a1 University of Pittsburgh
a2 Westfield State College
a3 Carnegie Mellon University
Although much has been written about the utility of applying Sameroff and Chandler's transactional perspective to the study of child psychopathology, relatively few researchers have used such an approach to trace the emergence of child problem behavior from infancy to adolescence. Using a sample of 289 male toddlers from predominantly low-income families, the current study examined associations between various forms of early child disruptive behavior, subsequent trajectories of maternal depressive symptoms over the course of 8 years, and adolescent problem behavior. Results indicated that early child noncompliance was the most robust predictor of more chronic and elevated trajectories of maternal depression, which in turn discriminated teacher and youth reports of adolescent antisocial behavior but not internalizing symptoms. The findings were consistent with transactional perspectives of developmental psychopathology that have emphasized the dynamic interplay between child and parent characteristics.
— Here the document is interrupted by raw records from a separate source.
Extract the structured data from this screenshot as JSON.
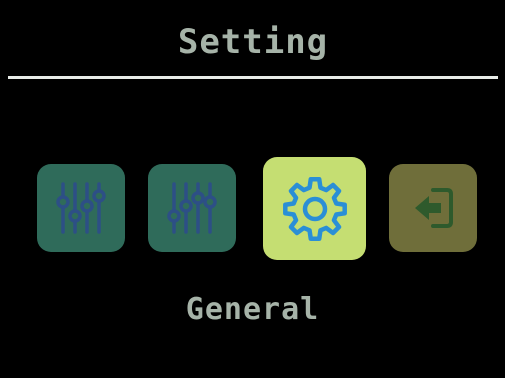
{
  "screen": {
    "title": "Setting",
    "selected_label": "General"
  },
  "menu": {
    "items": [
      {
        "icon": "sliders-icon",
        "state": "dim",
        "bg": "#2f6b5a",
        "fg": "#2d4f86"
      },
      {
        "icon": "sliders-icon",
        "state": "dim",
        "bg": "#2f6b5a",
        "fg": "#2d4f86"
      },
      {
        "icon": "gear-icon",
        "state": "selected",
        "bg": "#c5de72",
        "fg": "#2a8fd6"
      },
      {
        "icon": "exit-icon",
        "state": "dim",
        "bg": "#6f6e3a",
        "fg": "#2e5a2c"
      }
    ]
  },
  "colors": {
    "background": "#000000",
    "text": "#a6b3a8",
    "divider": "#e8ece8"
  }
}
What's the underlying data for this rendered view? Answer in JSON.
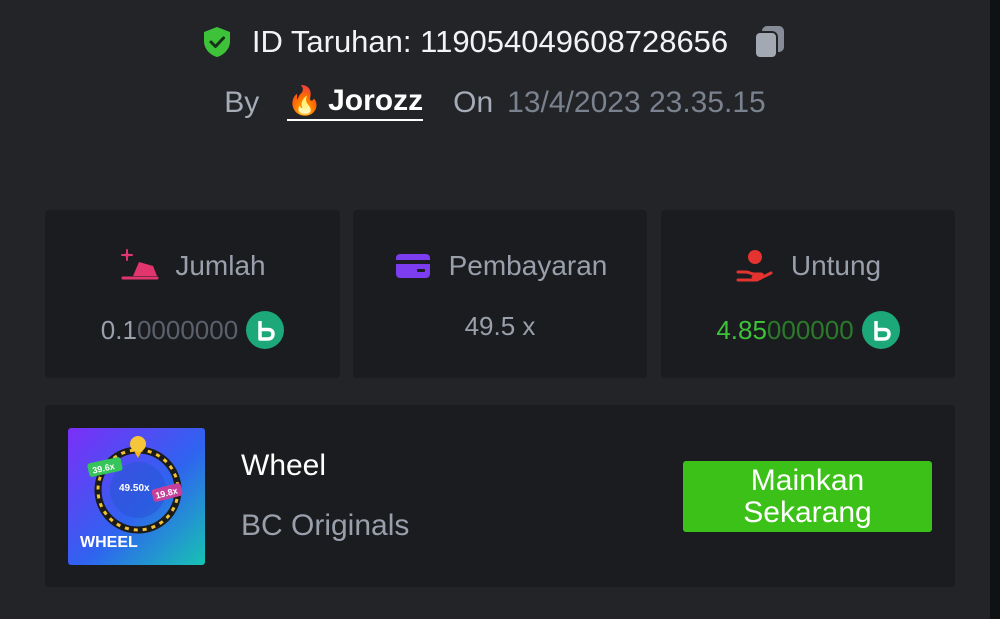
{
  "header": {
    "bet_id_label": "ID Taruhan: 119054049608728656",
    "by_label": "By",
    "username": "Jorozz",
    "on_label": "On",
    "date": "13/4/2023 23.35.15"
  },
  "icons": {
    "verified": "shield-check-icon",
    "copy": "copy-icon",
    "user_badge": "fire-icon",
    "currency": "bc-coin-icon"
  },
  "stats": {
    "amount": {
      "label": "Jumlah",
      "value_main": "0.1",
      "value_dim": "0000000"
    },
    "payout": {
      "label": "Pembayaran",
      "value": "49.5 x"
    },
    "profit": {
      "label": "Untung",
      "value_main": "4.85",
      "value_dim": "000000"
    }
  },
  "game": {
    "name": "Wheel",
    "provider": "BC Originals",
    "thumbnail_title": "WHEEL",
    "thumbnail_labels": [
      "39.6x",
      "49.50x",
      "19.8x"
    ],
    "play_button": "Mainkan\nSekarang"
  },
  "colors": {
    "background": "#232427",
    "card": "#1b1c1f",
    "accent_green": "#3bc117",
    "profit_green": "#3dc23a",
    "shield_green": "#3dc23a"
  }
}
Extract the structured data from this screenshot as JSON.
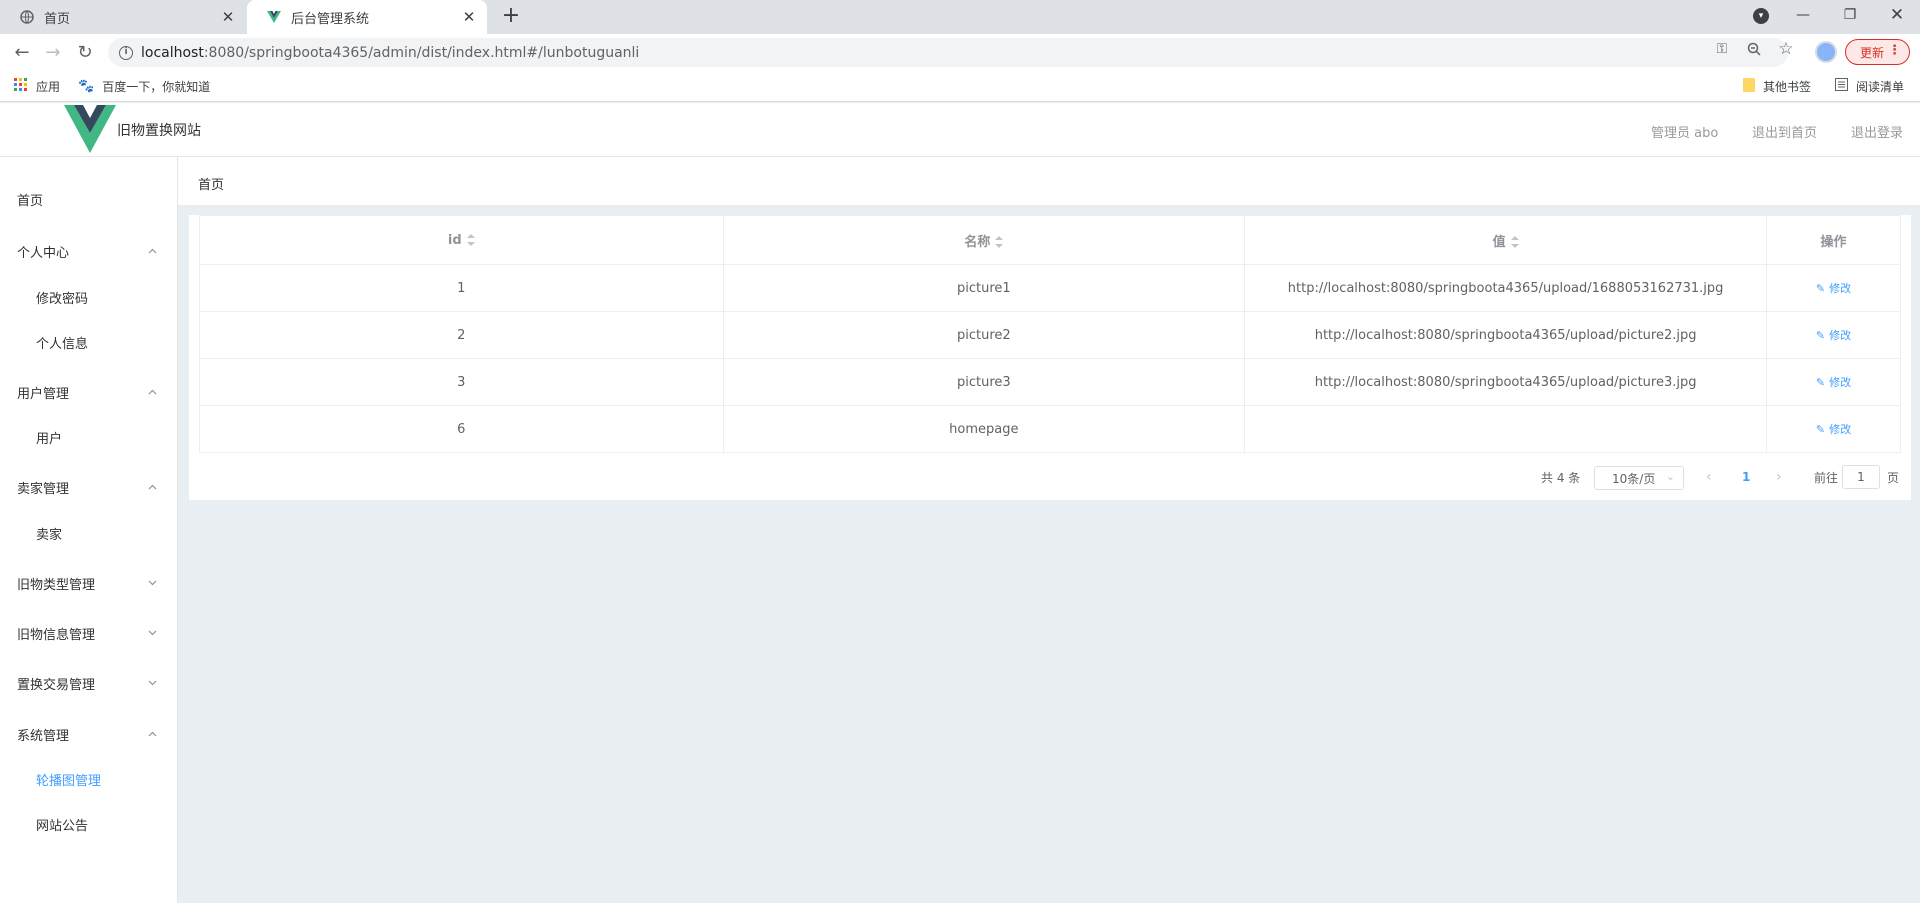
{
  "browser": {
    "tabs": [
      {
        "title": "首页",
        "icon": "globe-icon"
      },
      {
        "title": "后台管理系统",
        "icon": "vue-logo-icon"
      }
    ],
    "url_host": "localhost",
    "url_rest": ":8080/springboota4365/admin/dist/index.html#/lunbotuguanli",
    "update_label": "更新",
    "bookmarks": {
      "apps": "应用",
      "baidu": "百度一下，你就知道",
      "other": "其他书签",
      "reading": "阅读清单"
    }
  },
  "header": {
    "site_name": "旧物置换网站",
    "user": "管理员 abo",
    "back_home": "退出到首页",
    "logout": "退出登录"
  },
  "sidebar": {
    "items": [
      {
        "label": "首页",
        "type": "item"
      },
      {
        "label": "个人中心",
        "type": "group",
        "expanded": true
      },
      {
        "label": "修改密码",
        "type": "sub"
      },
      {
        "label": "个人信息",
        "type": "sub"
      },
      {
        "label": "用户管理",
        "type": "group",
        "expanded": true
      },
      {
        "label": "用户",
        "type": "sub"
      },
      {
        "label": "卖家管理",
        "type": "group",
        "expanded": true
      },
      {
        "label": "卖家",
        "type": "sub"
      },
      {
        "label": "旧物类型管理",
        "type": "group",
        "expanded": false
      },
      {
        "label": "旧物信息管理",
        "type": "group",
        "expanded": false
      },
      {
        "label": "置换交易管理",
        "type": "group",
        "expanded": false
      },
      {
        "label": "系统管理",
        "type": "group",
        "expanded": true
      },
      {
        "label": "轮播图管理",
        "type": "sub",
        "active": true
      },
      {
        "label": "网站公告",
        "type": "sub"
      }
    ]
  },
  "breadcrumb": "首页",
  "table": {
    "headers": [
      "id",
      "名称",
      "值",
      "操作"
    ],
    "edit_label": "修改",
    "rows": [
      {
        "id": "1",
        "name": "picture1",
        "value": "http://localhost:8080/springboota4365/upload/1688053162731.jpg"
      },
      {
        "id": "2",
        "name": "picture2",
        "value": "http://localhost:8080/springboota4365/upload/picture2.jpg"
      },
      {
        "id": "3",
        "name": "picture3",
        "value": "http://localhost:8080/springboota4365/upload/picture3.jpg"
      },
      {
        "id": "6",
        "name": "homepage",
        "value": ""
      }
    ]
  },
  "pagination": {
    "total": "共 4 条",
    "page_size": "10条/页",
    "current_page": "1",
    "goto_prefix": "前往",
    "goto_value": "1",
    "goto_suffix": "页"
  },
  "colors": {
    "accent": "#409eff",
    "sidebar_bg": "#ffffff",
    "content_bg": "#e9eef3",
    "vue_green": "#41b883",
    "vue_dark": "#35495e"
  }
}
The research reported in this paper was supported by National Institute of Mental Health Grants MH 46925, MH 50907, and MH 01666 (to D.S.S.). We are grateful to the staff of the Pitt Mother & Child Project for their years of service and to our study families for making the research possible. We also thank Dr. Bob Jones for his helpful comments and assistance on this manuscript.